I hope this time is different. I hope my caution is misplaced. I hope the suggestion that this is going to be more complicated than it appears at this moment is flat out wrong. And nothing I write here today should suggest that do not stand in awe of the incredible researchers--both those who work in the laboratories and those at the bedside--who are among the most dedicated and brilliant people that I know.

We have been witness to irrational exuberance in the past. And I hope we can deliver on great promises, and will deliver on those promises. It just may not be as easy or convenient as some would like to have us believe. We still have a long way to go.


6/1/2013 9:19:12 PM #

Gregory Pawelski

I've been enamored by immunotherapy research, ever since I read the one 1991 study based on the concept of "in situ vaccination" based upon biologic response modifiers in an assay. In the 1960's, tumor immunology was probably the hottest field in cancer research. Then again, in the early 1980's, with the work of Rosenberg at the NCI with IL-2 and "LAK" and "TIL" cells. The immune system is obviously important. It is a natural approach to cancer therapy. It's good to see the resurgence of aggressive cancer vaccine research. Is it different this time?

In regards to personalized medicine, a number of clinicians, reported in the ASCO Post, have felt that the problem with the way cancer research is conducted is that the biology of the disease is so complicated that personalized medicine is still mostly only a promise. Targeted drugs for cancer haven't panned out to the extent hoped. Although a few might work sometimes or for a short time period, the effects have not been significant or durable. And many are more toxic than expected.

Companion diagnostics and their companion therapies are what's being pushed as "personalized medicine" as they enable the identification of likely responders to therapies that work in patients with a specific molecular profile. However, companion diagnostics tend to only answer a targeted drug-specific question and may not address important clinical decision needs.

These companion diagnostics are being used to predict responsiveness and determine candidacy for a particular therapy often included in drug labels as either required or recommended testing prior to therapy initiation. Laboratory oncologists suggest that diagnostic tests in the current "one-test/one-drug" embodiment will not adequately cover decision support needs as physicians become inundated with more biomarker data likely to be interrelated, nuanced and at time even contradictory.

Gregory Pawelski

6/2/2013 4:42:13 PM #

Daniel Corcos

Personalized medicine is a dead end, due to the inability to perform randomized trials. One has to find a global strategy against cancer, like this one:

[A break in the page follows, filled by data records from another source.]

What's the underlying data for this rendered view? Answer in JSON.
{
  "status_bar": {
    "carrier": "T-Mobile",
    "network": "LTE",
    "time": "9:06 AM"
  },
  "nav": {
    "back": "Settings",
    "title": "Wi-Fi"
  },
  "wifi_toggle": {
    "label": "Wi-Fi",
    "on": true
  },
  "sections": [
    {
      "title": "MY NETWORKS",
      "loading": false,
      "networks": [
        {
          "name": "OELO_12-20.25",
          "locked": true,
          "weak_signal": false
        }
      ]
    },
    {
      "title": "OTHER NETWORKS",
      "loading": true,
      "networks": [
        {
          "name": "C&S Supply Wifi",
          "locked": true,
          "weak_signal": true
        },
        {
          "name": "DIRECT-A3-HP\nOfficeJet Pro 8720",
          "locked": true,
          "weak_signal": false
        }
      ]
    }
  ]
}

Daniel Corcos

About Dr. Len

Dr. Len

J. Leonard Lichtenfeld, MD, MACP - Dr. Lichtenfeld is Deputy Chief Medical Officer for the national office of the American Cancer Society.